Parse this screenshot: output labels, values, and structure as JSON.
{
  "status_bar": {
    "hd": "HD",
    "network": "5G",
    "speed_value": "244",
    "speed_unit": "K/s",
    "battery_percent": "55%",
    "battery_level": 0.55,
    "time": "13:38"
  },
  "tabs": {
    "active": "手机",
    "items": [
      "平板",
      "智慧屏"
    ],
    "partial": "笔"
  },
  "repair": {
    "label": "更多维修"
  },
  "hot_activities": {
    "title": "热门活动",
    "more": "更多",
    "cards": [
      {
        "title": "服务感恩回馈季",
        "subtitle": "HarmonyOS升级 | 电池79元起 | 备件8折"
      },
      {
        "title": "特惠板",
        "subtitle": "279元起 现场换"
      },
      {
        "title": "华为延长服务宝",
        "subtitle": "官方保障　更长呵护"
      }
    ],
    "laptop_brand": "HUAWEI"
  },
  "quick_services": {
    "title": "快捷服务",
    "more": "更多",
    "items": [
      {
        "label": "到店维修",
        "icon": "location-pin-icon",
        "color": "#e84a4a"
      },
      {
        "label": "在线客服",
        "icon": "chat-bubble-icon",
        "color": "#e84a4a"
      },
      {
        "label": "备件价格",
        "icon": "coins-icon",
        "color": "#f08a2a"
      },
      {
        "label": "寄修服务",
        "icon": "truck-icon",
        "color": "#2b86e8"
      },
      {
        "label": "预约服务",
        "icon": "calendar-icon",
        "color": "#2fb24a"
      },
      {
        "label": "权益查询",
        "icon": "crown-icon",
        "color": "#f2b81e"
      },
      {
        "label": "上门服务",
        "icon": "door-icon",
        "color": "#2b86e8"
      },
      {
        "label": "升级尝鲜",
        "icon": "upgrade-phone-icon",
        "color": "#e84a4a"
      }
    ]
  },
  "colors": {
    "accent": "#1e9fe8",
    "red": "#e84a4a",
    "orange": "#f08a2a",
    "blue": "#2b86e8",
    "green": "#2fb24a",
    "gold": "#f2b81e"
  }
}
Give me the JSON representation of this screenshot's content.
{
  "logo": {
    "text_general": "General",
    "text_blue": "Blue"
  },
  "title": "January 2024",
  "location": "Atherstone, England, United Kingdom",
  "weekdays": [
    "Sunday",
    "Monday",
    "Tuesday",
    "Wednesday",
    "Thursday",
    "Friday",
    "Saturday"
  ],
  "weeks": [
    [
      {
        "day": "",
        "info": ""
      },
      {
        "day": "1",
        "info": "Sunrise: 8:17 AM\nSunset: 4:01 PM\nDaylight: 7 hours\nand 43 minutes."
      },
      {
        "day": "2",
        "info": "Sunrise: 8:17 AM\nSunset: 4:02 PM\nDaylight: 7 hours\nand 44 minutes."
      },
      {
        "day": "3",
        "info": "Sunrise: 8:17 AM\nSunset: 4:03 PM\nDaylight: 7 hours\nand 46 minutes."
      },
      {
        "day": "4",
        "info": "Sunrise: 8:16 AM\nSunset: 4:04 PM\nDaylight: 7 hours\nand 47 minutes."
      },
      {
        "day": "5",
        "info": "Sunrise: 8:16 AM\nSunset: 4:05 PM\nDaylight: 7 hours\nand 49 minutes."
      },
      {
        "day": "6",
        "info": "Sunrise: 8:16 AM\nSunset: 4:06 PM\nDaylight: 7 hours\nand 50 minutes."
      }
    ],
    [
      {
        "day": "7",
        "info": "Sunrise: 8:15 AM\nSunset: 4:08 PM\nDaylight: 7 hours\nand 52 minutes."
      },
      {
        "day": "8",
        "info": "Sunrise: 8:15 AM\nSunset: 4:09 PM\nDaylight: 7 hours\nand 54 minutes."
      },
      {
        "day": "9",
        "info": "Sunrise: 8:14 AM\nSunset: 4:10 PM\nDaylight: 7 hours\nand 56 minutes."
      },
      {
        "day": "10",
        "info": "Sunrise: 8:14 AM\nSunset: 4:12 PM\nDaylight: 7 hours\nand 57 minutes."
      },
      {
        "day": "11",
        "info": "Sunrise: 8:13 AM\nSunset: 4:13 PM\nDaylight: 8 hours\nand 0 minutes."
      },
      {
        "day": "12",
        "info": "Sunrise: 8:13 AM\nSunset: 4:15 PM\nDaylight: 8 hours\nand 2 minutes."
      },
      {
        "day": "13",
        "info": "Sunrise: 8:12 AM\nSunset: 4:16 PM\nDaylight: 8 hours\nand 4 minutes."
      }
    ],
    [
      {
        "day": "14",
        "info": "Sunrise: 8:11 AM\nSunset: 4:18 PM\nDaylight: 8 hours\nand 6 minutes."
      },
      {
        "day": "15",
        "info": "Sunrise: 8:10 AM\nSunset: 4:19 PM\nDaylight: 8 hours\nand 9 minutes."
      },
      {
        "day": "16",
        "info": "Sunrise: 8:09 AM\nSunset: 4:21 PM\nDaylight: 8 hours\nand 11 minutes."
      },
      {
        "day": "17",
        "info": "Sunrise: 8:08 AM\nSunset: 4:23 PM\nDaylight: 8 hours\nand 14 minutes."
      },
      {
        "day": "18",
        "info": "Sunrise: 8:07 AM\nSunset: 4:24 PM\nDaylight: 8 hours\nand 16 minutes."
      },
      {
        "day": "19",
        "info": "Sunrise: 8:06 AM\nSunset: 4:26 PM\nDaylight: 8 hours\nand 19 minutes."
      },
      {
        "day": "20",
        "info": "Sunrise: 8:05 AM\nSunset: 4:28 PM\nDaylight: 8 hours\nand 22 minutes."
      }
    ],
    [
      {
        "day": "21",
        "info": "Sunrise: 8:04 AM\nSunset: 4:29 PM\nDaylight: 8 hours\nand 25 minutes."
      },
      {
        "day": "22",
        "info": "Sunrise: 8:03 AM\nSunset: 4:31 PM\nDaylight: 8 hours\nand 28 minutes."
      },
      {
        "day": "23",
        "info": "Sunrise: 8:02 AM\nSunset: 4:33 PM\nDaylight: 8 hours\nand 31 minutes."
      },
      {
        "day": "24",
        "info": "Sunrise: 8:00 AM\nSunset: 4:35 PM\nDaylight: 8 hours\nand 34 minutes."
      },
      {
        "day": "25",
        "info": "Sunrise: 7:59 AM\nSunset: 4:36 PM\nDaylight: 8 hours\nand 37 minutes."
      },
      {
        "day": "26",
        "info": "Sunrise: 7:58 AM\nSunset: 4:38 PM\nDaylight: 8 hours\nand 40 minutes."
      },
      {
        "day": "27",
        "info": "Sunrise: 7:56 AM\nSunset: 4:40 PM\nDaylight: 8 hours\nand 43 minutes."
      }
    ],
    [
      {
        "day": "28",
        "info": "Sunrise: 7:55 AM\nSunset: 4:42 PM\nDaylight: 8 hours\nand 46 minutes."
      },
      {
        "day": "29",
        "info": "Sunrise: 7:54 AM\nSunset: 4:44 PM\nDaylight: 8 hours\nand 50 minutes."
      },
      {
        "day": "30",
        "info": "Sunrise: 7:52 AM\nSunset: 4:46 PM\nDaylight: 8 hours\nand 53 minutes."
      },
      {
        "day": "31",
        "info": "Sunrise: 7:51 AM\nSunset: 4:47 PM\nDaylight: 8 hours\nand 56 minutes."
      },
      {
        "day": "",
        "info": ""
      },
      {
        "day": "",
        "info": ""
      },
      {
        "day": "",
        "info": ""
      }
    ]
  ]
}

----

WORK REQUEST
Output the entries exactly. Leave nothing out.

RESPONSE TO THIS TASK
Parse this screenshot: output labels, values, and structure as JSON.
{
  "status_bar": {
    "hd": "HD",
    "network": "5G",
    "speed_value": "244",
    "speed_unit": "K/s",
    "battery_percent": "55%",
    "battery_level": 0.55,
    "time": "13:38"
  },
  "tabs": {
    "active": "手机",
    "items": [
      "平板",
      "智慧屏"
    ],
    "partial": "笔"
  },
  "repair": {
    "label": "更多维修"
  },
  "hot_activities": {
    "title": "热门活动",
    "more": "更多",
    "cards": [
      {
        "title": "服务感恩回馈季",
        "subtitle": "HarmonyOS升级 | 电池79元起 | 备件8折"
      },
      {
        "title": "特惠板",
        "subtitle": "279元起 现场换"
      },
      {
        "title": "华为延长服务宝",
        "subtitle": "官方保障　更长呵护"
      }
    ],
    "laptop_brand": "HUAWEI"
  },
  "quick_services": {
    "title": "快捷服务",
    "more": "更多",
    "items": [
      {
        "label": "到店维修",
        "icon": "location-pin-icon",
        "color": "#e84a4a"
      },
      {
        "label": "在线客服",
        "icon": "chat-bubble-icon",
        "color": "#e84a4a"
      },
      {
        "label": "备件价格",
        "icon": "coins-icon",
        "color": "#f08a2a"
      },
      {
        "label": "寄修服务",
        "icon": "truck-icon",
        "color": "#2b86e8"
      },
      {
        "label": "预约服务",
        "icon": "calendar-icon",
        "color": "#2fb24a"
      },
      {
        "label": "权益查询",
        "icon": "crown-icon",
        "color": "#f2b81e"
      },
      {
        "label": "上门服务",
        "icon": "door-icon",
        "color": "#2b86e8"
      },
      {
        "label": "升级尝鲜",
        "icon": "upgrade-phone-icon",
        "color": "#e84a4a"
      }
    ]
  },
  "colors": {
    "accent": "#1e9fe8",
    "red": "#e84a4a",
    "orange": "#f08a2a",
    "blue": "#2b86e8",
    "green": "#2fb24a",
    "gold": "#f2b81e"
  }
}
Give me the JSON representation of this screenshot's content.
{
  "logo": {
    "text_general": "General",
    "text_blue": "Blue"
  },
  "title": "January 2024",
  "location": "Atherstone, England, United Kingdom",
  "weekdays": [
    "Sunday",
    "Monday",
    "Tuesday",
    "Wednesday",
    "Thursday",
    "Friday",
    "Saturday"
  ],
  "weeks": [
    [
      {
        "day": "",
        "info": ""
      },
      {
        "day": "1",
        "info": "Sunrise: 8:17 AM\nSunset: 4:01 PM\nDaylight: 7 hours\nand 43 minutes."
      },
      {
        "day": "2",
        "info": "Sunrise: 8:17 AM\nSunset: 4:02 PM\nDaylight: 7 hours\nand 44 minutes."
      },
      {
        "day": "3",
        "info": "Sunrise: 8:17 AM\nSunset: 4:03 PM\nDaylight: 7 hours\nand 46 minutes."
      },
      {
        "day": "4",
        "info": "Sunrise: 8:16 AM\nSunset: 4:04 PM\nDaylight: 7 hours\nand 47 minutes."
      },
      {
        "day": "5",
        "info": "Sunrise: 8:16 AM\nSunset: 4:05 PM\nDaylight: 7 hours\nand 49 minutes."
      },
      {
        "day": "6",
        "info": "Sunrise: 8:16 AM\nSunset: 4:06 PM\nDaylight: 7 hours\nand 50 minutes."
      }
    ],
    [
      {
        "day": "7",
        "info": "Sunrise: 8:15 AM\nSunset: 4:08 PM\nDaylight: 7 hours\nand 52 minutes."
      },
      {
        "day": "8",
        "info": "Sunrise: 8:15 AM\nSunset: 4:09 PM\nDaylight: 7 hours\nand 54 minutes."
      },
      {
        "day": "9",
        "info": "Sunrise: 8:14 AM\nSunset: 4:10 PM\nDaylight: 7 hours\nand 56 minutes."
      },
      {
        "day": "10",
        "info": "Sunrise: 8:14 AM\nSunset: 4:12 PM\nDaylight: 7 hours\nand 57 minutes."
      },
      {
        "day": "11",
        "info": "Sunrise: 8:13 AM\nSunset: 4:13 PM\nDaylight: 8 hours\nand 0 minutes."
      },
      {
        "day": "12",
        "info": "Sunrise: 8:13 AM\nSunset: 4:15 PM\nDaylight: 8 hours\nand 2 minutes."
      },
      {
        "day": "13",
        "info": "Sunrise: 8:12 AM\nSunset: 4:16 PM\nDaylight: 8 hours\nand 4 minutes."
      }
    ],
    [
      {
        "day": "14",
        "info": "Sunrise: 8:11 AM\nSunset: 4:18 PM\nDaylight: 8 hours\nand 6 minutes."
      },
      {
        "day": "15",
        "info": "Sunrise: 8:10 AM\nSunset: 4:19 PM\nDaylight: 8 hours\nand 9 minutes."
      },
      {
        "day": "16",
        "info": "Sunrise: 8:09 AM\nSunset: 4:21 PM\nDaylight: 8 hours\nand 11 minutes."
      },
      {
        "day": "17",
        "info": "Sunrise: 8:08 AM\nSunset: 4:23 PM\nDaylight: 8 hours\nand 14 minutes."
      },
      {
        "day": "18",
        "info": "Sunrise: 8:07 AM\nSunset: 4:24 PM\nDaylight: 8 hours\nand 16 minutes."
      },
      {
        "day": "19",
        "info": "Sunrise: 8:06 AM\nSunset: 4:26 PM\nDaylight: 8 hours\nand 19 minutes."
      },
      {
        "day": "20",
        "info": "Sunrise: 8:05 AM\nSunset: 4:28 PM\nDaylight: 8 hours\nand 22 minutes."
      }
    ],
    [
      {
        "day": "21",
        "info": "Sunrise: 8:04 AM\nSunset: 4:29 PM\nDaylight: 8 hours\nand 25 minutes."
      },
      {
        "day": "22",
        "info": "Sunrise: 8:03 AM\nSunset: 4:31 PM\nDaylight: 8 hours\nand 28 minutes."
      },
      {
        "day": "23",
        "info": "Sunrise: 8:02 AM\nSunset: 4:33 PM\nDaylight: 8 hours\nand 31 minutes."
      },
      {
        "day": "24",
        "info": "Sunrise: 8:00 AM\nSunset: 4:35 PM\nDaylight: 8 hours\nand 34 minutes."
      },
      {
        "day": "25",
        "info": "Sunrise: 7:59 AM\nSunset: 4:36 PM\nDaylight: 8 hours\nand 37 minutes."
      },
      {
        "day": "26",
        "info": "Sunrise: 7:58 AM\nSunset: 4:38 PM\nDaylight: 8 hours\nand 40 minutes."
      },
      {
        "day": "27",
        "info": "Sunrise: 7:56 AM\nSunset: 4:40 PM\nDaylight: 8 hours\nand 43 minutes."
      }
    ],
    [
      {
        "day": "28",
        "info": "Sunrise: 7:55 AM\nSunset: 4:42 PM\nDaylight: 8 hours\nand 46 minutes."
      },
      {
        "day": "29",
        "info": "Sunrise: 7:54 AM\nSunset: 4:44 PM\nDaylight: 8 hours\nand 50 minutes."
      },
      {
        "day": "30",
        "info": "Sunrise: 7:52 AM\nSunset: 4:46 PM\nDaylight: 8 hours\nand 53 minutes."
      },
      {
        "day": "31",
        "info": "Sunrise: 7:51 AM\nSunset: 4:47 PM\nDaylight: 8 hours\nand 56 minutes."
      },
      {
        "day": "",
        "info": ""
      },
      {
        "day": "",
        "info": ""
      },
      {
        "day": "",
        "info": ""
      }
    ]
  ]
}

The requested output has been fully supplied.